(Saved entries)
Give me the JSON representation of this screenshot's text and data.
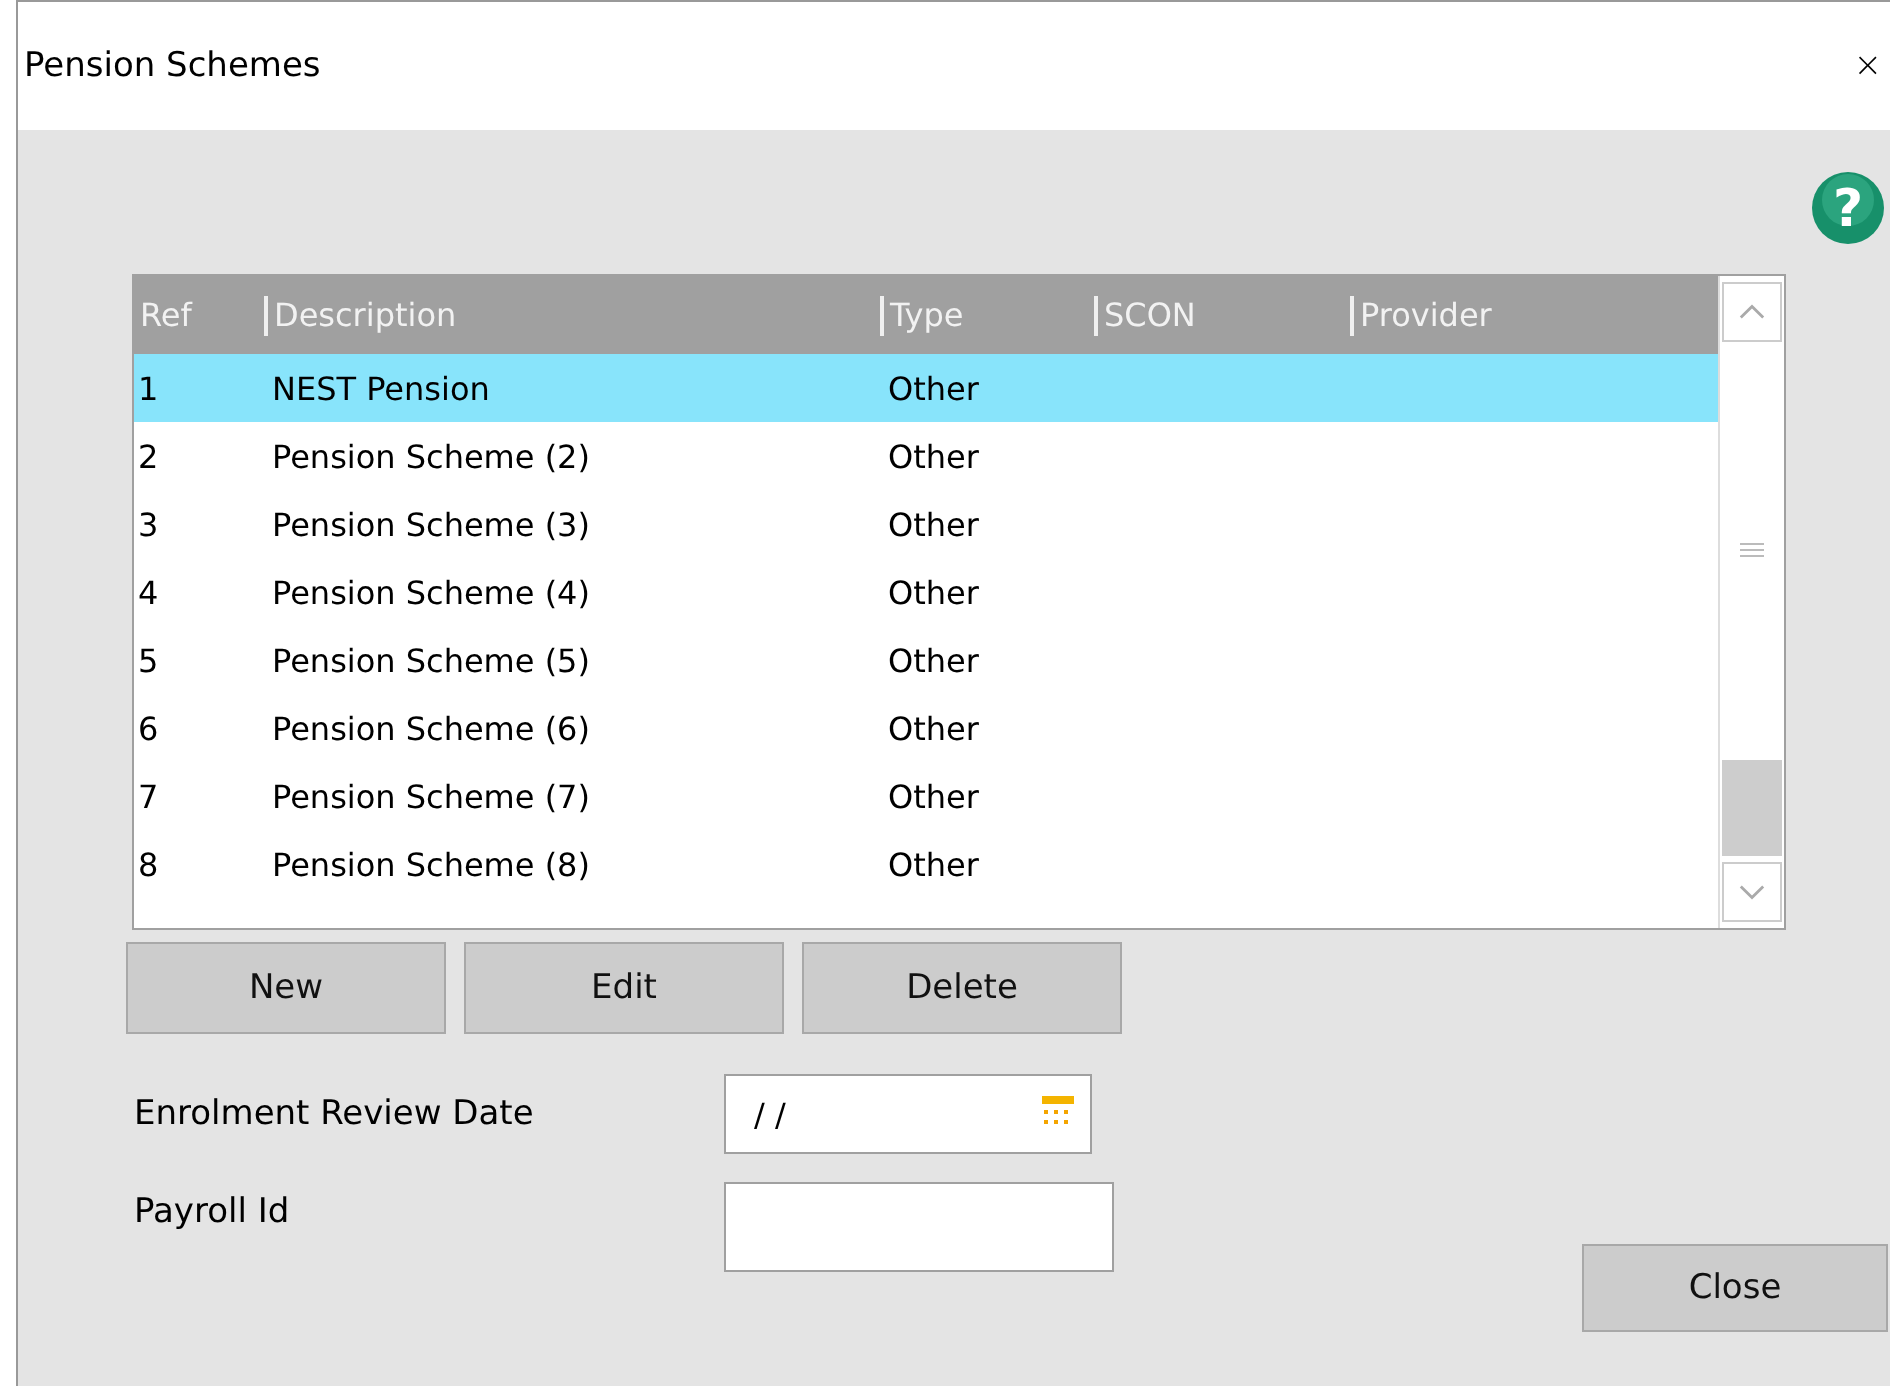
{
  "window": {
    "title": "Pension Schemes",
    "close": "×",
    "help": "?"
  },
  "table": {
    "columns": [
      "Ref",
      "Description",
      "Type",
      "SCON",
      "Provider"
    ],
    "rows": [
      {
        "cells": [
          "1",
          "NEST Pension",
          "Other",
          "",
          ""
        ],
        "selected": true
      },
      {
        "cells": [
          "2",
          "Pension Scheme (2)",
          "Other",
          "",
          ""
        ],
        "selected": false
      },
      {
        "cells": [
          "3",
          "Pension Scheme (3)",
          "Other",
          "",
          ""
        ],
        "selected": false
      },
      {
        "cells": [
          "4",
          "Pension Scheme (4)",
          "Other",
          "",
          ""
        ],
        "selected": false
      },
      {
        "cells": [
          "5",
          "Pension Scheme (5)",
          "Other",
          "",
          ""
        ],
        "selected": false
      },
      {
        "cells": [
          "6",
          "Pension Scheme (6)",
          "Other",
          "",
          ""
        ],
        "selected": false
      },
      {
        "cells": [
          "7",
          "Pension Scheme (7)",
          "Other",
          "",
          ""
        ],
        "selected": false
      },
      {
        "cells": [
          "8",
          "Pension Scheme (8)",
          "Other",
          "",
          ""
        ],
        "selected": false
      }
    ]
  },
  "buttons": [
    "New",
    "Edit",
    "Delete"
  ],
  "fields": [
    {
      "label": "Enrolment Review Date",
      "value": "/ /",
      "kind": "date"
    },
    {
      "label": "Payroll Id",
      "kind": "text"
    }
  ],
  "close_button": "Close"
}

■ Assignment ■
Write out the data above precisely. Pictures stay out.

■ Response to this task ■
Give me the JSON representation of this screenshot's text and data.
{
  "window": {
    "title": "Pension Schemes",
    "close": "×",
    "help": "?"
  },
  "table": {
    "columns": [
      "Ref",
      "Description",
      "Type",
      "SCON",
      "Provider"
    ],
    "rows": [
      {
        "cells": [
          "1",
          "NEST Pension",
          "Other",
          "",
          ""
        ],
        "selected": true
      },
      {
        "cells": [
          "2",
          "Pension Scheme (2)",
          "Other",
          "",
          ""
        ],
        "selected": false
      },
      {
        "cells": [
          "3",
          "Pension Scheme (3)",
          "Other",
          "",
          ""
        ],
        "selected": false
      },
      {
        "cells": [
          "4",
          "Pension Scheme (4)",
          "Other",
          "",
          ""
        ],
        "selected": false
      },
      {
        "cells": [
          "5",
          "Pension Scheme (5)",
          "Other",
          "",
          ""
        ],
        "selected": false
      },
      {
        "cells": [
          "6",
          "Pension Scheme (6)",
          "Other",
          "",
          ""
        ],
        "selected": false
      },
      {
        "cells": [
          "7",
          "Pension Scheme (7)",
          "Other",
          "",
          ""
        ],
        "selected": false
      },
      {
        "cells": [
          "8",
          "Pension Scheme (8)",
          "Other",
          "",
          ""
        ],
        "selected": false
      }
    ]
  },
  "buttons": [
    "New",
    "Edit",
    "Delete"
  ],
  "fields": [
    {
      "label": "Enrolment Review Date",
      "value": "/ /",
      "kind": "date"
    },
    {
      "label": "Payroll Id",
      "kind": "text"
    }
  ],
  "close_button": "Close"
}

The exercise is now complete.